PROVIDED ENTRIES below:

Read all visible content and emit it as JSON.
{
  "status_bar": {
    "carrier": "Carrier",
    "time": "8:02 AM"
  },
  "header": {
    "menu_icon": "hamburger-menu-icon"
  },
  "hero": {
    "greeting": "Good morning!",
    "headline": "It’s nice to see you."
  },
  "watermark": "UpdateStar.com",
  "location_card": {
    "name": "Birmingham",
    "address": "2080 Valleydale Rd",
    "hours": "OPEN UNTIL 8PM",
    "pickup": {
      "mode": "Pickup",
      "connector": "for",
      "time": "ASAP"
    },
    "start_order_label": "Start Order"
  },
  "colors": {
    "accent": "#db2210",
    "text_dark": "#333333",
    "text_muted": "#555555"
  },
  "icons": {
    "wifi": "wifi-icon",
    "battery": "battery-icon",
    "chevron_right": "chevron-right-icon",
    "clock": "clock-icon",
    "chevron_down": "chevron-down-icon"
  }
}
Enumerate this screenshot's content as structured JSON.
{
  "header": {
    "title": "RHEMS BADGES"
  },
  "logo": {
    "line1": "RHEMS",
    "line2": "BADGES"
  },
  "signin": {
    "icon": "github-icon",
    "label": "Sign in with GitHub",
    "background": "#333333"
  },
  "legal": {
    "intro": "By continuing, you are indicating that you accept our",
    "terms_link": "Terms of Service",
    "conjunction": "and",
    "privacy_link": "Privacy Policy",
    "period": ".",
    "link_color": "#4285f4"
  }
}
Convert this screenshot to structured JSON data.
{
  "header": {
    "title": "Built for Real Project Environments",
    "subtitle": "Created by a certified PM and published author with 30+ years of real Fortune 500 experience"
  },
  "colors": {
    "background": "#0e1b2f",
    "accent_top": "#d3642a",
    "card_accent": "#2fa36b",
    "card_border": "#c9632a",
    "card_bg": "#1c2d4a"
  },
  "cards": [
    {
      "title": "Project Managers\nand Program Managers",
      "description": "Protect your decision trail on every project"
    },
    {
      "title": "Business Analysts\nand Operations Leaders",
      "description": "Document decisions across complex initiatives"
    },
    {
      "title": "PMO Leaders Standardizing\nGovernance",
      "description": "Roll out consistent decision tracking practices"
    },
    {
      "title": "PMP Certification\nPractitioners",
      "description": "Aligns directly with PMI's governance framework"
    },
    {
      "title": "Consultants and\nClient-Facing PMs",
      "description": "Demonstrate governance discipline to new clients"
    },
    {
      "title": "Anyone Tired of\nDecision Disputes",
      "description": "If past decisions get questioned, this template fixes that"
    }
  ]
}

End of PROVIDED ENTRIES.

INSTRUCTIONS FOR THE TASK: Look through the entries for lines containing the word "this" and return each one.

OUTPUT OF THE EXERCISE:
Enumerate this screenshot's content as structured JSON.
Convert this screenshot to structured JSON data.
      "description": "If past decisions get questioned, this template fixes that"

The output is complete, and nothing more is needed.